JR Mounts a Towering Monument to Refugees at The Armory Show
On an eerily warm afternoon in mid-February, the French street artist JR is in a Bushwick, Brooklyn, warehouse with three members of his artistic team. Clad in matching, deep-green jumpsuits, they’re busily at work on JR’s latest New York project, using wheatpaste to adhere giant photographs of migrants onto sturdy steel armatures. The looming, 25-foot-tall photographs of two men, five women, a young boy, and a baby are enlargements of images from the archives of Ellis Island. Size aside, they appear rather straightforward.
The artist, sporting his characteristic fedora and dark sunglasses, gestures to the massive photo installation in progress. “Do you know the little trick of these images?” he asks, excited.

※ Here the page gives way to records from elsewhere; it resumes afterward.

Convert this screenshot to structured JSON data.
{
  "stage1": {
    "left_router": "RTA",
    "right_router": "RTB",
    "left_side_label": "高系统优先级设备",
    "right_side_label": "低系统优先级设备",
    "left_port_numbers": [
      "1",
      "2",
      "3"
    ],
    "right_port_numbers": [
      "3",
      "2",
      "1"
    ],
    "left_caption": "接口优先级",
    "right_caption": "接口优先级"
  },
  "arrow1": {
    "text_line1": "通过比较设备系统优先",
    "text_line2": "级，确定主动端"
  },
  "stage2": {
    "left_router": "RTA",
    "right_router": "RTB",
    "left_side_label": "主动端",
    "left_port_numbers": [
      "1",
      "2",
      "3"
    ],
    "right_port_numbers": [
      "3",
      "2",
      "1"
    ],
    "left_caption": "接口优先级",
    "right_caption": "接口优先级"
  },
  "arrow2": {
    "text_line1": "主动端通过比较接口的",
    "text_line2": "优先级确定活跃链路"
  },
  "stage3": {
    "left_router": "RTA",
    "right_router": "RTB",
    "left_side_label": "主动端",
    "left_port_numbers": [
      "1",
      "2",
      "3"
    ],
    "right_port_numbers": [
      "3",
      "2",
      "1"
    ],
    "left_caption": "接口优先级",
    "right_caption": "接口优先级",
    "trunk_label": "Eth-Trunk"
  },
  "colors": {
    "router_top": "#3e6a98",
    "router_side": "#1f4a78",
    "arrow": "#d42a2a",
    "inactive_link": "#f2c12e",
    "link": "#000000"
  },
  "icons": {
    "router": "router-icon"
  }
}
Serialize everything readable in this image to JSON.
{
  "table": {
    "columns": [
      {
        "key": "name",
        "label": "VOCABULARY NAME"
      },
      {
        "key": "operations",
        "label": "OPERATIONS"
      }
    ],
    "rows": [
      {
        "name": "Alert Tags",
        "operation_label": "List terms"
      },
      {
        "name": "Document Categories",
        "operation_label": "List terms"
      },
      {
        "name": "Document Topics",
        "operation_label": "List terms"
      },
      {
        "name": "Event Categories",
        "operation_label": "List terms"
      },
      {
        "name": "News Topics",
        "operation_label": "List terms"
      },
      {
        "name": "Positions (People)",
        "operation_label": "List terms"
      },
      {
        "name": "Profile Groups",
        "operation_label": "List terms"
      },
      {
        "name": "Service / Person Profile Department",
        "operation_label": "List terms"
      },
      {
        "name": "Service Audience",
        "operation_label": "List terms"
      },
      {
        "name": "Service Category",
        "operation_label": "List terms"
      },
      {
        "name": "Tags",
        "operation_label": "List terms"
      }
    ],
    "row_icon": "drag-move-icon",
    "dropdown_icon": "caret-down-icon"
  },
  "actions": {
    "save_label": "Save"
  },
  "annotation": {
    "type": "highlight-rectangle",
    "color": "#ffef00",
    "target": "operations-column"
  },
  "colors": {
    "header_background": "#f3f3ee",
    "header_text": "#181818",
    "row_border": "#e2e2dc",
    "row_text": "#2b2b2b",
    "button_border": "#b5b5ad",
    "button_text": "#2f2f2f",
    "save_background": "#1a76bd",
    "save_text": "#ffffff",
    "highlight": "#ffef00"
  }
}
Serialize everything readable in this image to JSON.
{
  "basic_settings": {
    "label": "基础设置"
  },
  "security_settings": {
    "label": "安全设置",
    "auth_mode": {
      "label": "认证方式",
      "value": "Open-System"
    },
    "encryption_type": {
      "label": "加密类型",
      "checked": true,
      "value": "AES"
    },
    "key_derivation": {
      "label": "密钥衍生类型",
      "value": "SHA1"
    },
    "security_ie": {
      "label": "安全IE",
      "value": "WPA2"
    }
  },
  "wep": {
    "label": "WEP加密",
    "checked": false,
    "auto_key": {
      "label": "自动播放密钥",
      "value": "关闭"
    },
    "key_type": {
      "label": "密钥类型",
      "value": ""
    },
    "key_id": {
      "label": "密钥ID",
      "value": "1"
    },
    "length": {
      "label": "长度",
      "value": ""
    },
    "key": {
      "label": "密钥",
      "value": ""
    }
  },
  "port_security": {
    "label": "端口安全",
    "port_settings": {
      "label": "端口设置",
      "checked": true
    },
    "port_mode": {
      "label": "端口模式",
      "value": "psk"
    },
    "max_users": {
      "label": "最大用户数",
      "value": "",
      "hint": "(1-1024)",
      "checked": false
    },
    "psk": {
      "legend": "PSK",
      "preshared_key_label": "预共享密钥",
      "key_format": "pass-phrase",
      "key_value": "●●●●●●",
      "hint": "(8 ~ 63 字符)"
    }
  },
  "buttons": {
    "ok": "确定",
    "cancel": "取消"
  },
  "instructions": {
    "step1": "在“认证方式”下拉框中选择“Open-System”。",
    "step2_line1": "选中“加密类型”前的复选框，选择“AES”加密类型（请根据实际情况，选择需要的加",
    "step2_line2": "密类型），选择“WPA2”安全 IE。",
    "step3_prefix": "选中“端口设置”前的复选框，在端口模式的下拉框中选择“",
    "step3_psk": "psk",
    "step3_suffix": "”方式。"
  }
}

It’s there, in plain sight: JR replaced the Ellis Island immigrants’ faces with those of present-day refugees he met at the Zaatari camp, on the Syria-Jordan border.
“The real process of my work is to actually connect people,” JR tells me. “I wish I could bring these people here physically, but they cannot travel—they’re stuck in a camp, they can’t enter Jordan and yet can’t go back to Syria. So I’m bringing their images, and I’m bringing a discussion.”
Titled So Close (2018), and presented by The Armory Show, Artsy, and Jeffrey Deitch, the new photographic mural is the centerpiece of the Manhattan art fair’s Platform section this year. Anyone riding on the West Side Highway this week will catch a glimpse of it, and it’s the first thing fairgoers will see upon entering the The Armory Show at Pier 94—a vision of immigrants in a line, waiting.